# Exercise:
Please repeat the entire listing verbatim and keep the pictures out.

# Exercise material:
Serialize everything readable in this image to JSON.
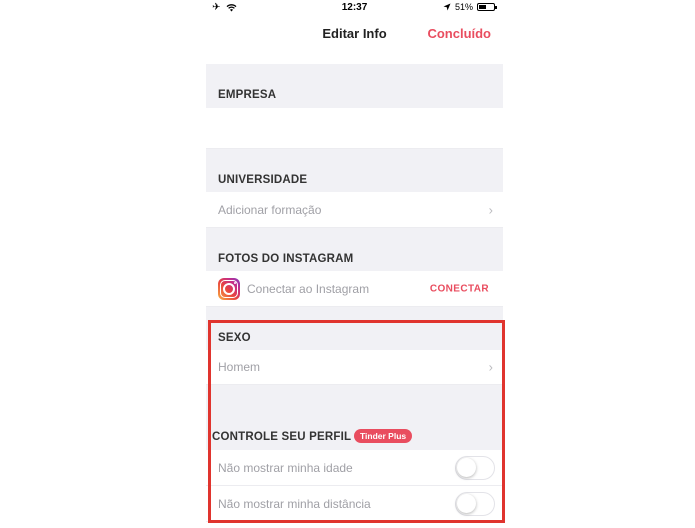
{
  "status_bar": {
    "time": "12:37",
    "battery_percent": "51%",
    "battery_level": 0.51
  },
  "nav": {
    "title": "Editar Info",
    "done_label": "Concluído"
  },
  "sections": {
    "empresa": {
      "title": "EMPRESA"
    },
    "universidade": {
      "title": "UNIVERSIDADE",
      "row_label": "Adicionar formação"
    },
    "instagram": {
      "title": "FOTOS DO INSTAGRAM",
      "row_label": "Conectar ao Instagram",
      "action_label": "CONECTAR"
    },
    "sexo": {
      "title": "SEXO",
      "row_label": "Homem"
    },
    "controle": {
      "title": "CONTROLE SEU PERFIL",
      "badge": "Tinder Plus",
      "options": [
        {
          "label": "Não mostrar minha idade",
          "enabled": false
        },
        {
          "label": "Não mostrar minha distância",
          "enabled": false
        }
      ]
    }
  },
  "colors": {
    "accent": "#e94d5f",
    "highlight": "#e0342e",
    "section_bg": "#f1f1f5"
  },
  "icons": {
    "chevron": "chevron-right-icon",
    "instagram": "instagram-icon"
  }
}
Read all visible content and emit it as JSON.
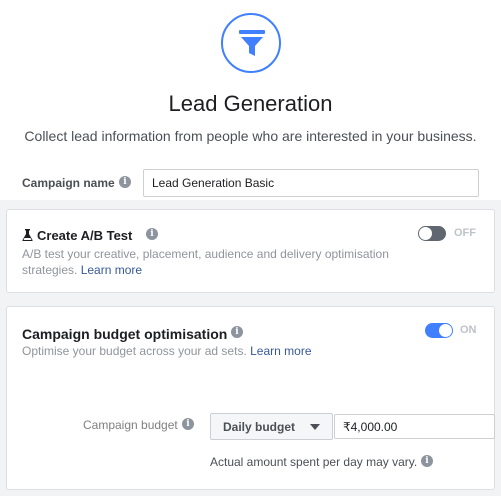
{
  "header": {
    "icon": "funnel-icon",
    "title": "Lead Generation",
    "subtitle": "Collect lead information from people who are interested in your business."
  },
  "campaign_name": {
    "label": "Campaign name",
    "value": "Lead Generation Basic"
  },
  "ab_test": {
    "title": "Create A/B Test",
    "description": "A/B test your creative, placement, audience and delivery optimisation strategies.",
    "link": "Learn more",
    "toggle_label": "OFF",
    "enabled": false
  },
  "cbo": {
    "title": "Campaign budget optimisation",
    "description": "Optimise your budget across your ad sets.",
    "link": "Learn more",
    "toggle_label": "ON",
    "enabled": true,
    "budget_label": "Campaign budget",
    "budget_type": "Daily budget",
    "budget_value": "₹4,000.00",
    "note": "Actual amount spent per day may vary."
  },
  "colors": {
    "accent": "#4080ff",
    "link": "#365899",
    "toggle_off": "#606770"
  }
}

# Your solution:
Serialize everything readable in this image to JSON.
{
  "status_bar": {
    "time": "12:37",
    "battery_percent": "51%",
    "battery_level": 0.51
  },
  "nav": {
    "title": "Editar Info",
    "done_label": "Concluído"
  },
  "sections": {
    "empresa": {
      "title": "EMPRESA"
    },
    "universidade": {
      "title": "UNIVERSIDADE",
      "row_label": "Adicionar formação"
    },
    "instagram": {
      "title": "FOTOS DO INSTAGRAM",
      "row_label": "Conectar ao Instagram",
      "action_label": "CONECTAR"
    },
    "sexo": {
      "title": "SEXO",
      "row_label": "Homem"
    },
    "controle": {
      "title": "CONTROLE SEU PERFIL",
      "badge": "Tinder Plus",
      "options": [
        {
          "label": "Não mostrar minha idade",
          "enabled": false
        },
        {
          "label": "Não mostrar minha distância",
          "enabled": false
        }
      ]
    }
  },
  "colors": {
    "accent": "#e94d5f",
    "highlight": "#e0342e",
    "section_bg": "#f1f1f5"
  },
  "icons": {
    "chevron": "chevron-right-icon",
    "instagram": "instagram-icon"
  }
}
Read all visible content and emit it as JSON.
{
  "header": {
    "icon": "funnel-icon",
    "title": "Lead Generation",
    "subtitle": "Collect lead information from people who are interested in your business."
  },
  "campaign_name": {
    "label": "Campaign name",
    "value": "Lead Generation Basic"
  },
  "ab_test": {
    "title": "Create A/B Test",
    "description": "A/B test your creative, placement, audience and delivery optimisation strategies.",
    "link": "Learn more",
    "toggle_label": "OFF",
    "enabled": false
  },
  "cbo": {
    "title": "Campaign budget optimisation",
    "description": "Optimise your budget across your ad sets.",
    "link": "Learn more",
    "toggle_label": "ON",
    "enabled": true,
    "budget_label": "Campaign budget",
    "budget_type": "Daily budget",
    "budget_value": "₹4,000.00",
    "note": "Actual amount spent per day may vary."
  },
  "colors": {
    "accent": "#4080ff",
    "link": "#365899",
    "toggle_off": "#606770"
  }
}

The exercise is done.